Building geometrically complex formwork for concrete elements that are optimized for resource-efficiency is often wasteful and labor intensive. FoamWork explores how foam 3D printing (F3DP) can be used to produce unique shapes for functional stay-in-place or temporary and recyclable formwork in concrete casting. The resulting mineral composite elements can save up to 70% concrete, are lighter, and feature improved insulation properties. The printable mineral foams based on recycled waste are developed at ETH Zürich in collaboration with FenX AG.
A prototype demonstrates this approach with the generic geometry of a 2 x 1.3m ribbed slab with point supports in every corner. The rib layout follows the isostatic lines derived from the principal stress pattern. The resulting geometry requires 24 formwork elements in 12 unique shapes.
All foam elements are fabricated with a robotic foam 3D printing (F3DP) setup. They are placed manually inside a conventional timber perimeter formwork before casting ultra-high-performance fiber-reinforced concrete (UHPFRC). After curing, the timber formwork is removed from the prototype and the structural building element is completed.
This novel fabrication approach is envisioned to significantly impact the responsible and sustainable consumption of resources and energy in the building industry. It enables the manufacturing of geometrically complex foam elements that were previously unfeasible and wasteful to produce with conventional methods.

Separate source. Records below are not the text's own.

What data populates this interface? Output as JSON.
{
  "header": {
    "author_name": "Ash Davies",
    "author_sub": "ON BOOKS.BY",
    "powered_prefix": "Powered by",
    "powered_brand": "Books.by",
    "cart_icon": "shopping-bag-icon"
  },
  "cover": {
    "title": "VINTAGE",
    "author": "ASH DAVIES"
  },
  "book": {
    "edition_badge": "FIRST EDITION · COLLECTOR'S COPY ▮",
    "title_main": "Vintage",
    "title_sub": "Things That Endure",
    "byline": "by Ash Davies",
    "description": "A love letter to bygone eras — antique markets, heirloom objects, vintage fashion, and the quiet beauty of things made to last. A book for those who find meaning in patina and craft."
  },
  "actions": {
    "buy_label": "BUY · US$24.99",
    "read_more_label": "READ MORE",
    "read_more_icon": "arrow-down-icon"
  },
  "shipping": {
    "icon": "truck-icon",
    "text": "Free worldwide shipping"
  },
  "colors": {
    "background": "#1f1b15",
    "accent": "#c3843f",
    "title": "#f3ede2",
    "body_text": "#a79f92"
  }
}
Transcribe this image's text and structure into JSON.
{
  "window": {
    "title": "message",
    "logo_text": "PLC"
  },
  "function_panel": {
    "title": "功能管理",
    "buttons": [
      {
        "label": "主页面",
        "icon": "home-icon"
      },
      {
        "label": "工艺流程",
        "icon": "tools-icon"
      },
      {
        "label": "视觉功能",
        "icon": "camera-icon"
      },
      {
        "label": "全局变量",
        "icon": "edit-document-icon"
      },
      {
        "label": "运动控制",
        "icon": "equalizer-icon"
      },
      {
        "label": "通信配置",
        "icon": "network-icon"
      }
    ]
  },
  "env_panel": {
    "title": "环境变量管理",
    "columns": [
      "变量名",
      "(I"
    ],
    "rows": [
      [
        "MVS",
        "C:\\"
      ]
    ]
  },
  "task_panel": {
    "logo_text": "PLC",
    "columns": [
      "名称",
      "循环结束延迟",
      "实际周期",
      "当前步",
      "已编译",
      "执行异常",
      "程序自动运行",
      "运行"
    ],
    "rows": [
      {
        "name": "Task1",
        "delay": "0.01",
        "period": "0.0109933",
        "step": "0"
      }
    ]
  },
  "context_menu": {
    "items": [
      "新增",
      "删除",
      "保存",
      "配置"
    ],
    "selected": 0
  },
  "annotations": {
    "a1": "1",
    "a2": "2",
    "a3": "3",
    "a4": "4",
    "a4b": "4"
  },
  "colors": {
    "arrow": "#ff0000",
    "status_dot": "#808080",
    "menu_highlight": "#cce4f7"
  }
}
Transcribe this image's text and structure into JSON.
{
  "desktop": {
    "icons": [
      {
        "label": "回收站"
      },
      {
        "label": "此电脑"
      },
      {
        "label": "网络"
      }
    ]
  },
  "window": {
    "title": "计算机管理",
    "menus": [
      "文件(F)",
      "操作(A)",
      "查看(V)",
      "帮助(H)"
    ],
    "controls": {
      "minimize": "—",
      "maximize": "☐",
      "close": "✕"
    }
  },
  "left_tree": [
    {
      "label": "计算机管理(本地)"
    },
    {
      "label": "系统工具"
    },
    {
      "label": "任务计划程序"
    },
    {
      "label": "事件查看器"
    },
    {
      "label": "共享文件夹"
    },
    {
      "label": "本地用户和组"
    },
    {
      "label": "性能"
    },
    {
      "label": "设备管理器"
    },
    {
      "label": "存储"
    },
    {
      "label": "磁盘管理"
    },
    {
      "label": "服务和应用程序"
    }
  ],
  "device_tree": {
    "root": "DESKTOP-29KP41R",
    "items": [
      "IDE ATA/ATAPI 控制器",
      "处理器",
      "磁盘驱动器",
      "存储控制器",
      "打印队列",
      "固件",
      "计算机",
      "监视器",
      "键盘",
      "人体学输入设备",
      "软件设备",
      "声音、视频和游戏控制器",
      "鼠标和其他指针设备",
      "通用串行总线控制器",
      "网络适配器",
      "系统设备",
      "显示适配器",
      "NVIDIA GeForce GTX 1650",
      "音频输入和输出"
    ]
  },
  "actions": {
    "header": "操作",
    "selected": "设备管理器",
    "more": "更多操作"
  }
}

The foam shapes produced with F3DP can be used as stay-in-place applications or removed and recycled for printing the next formwork.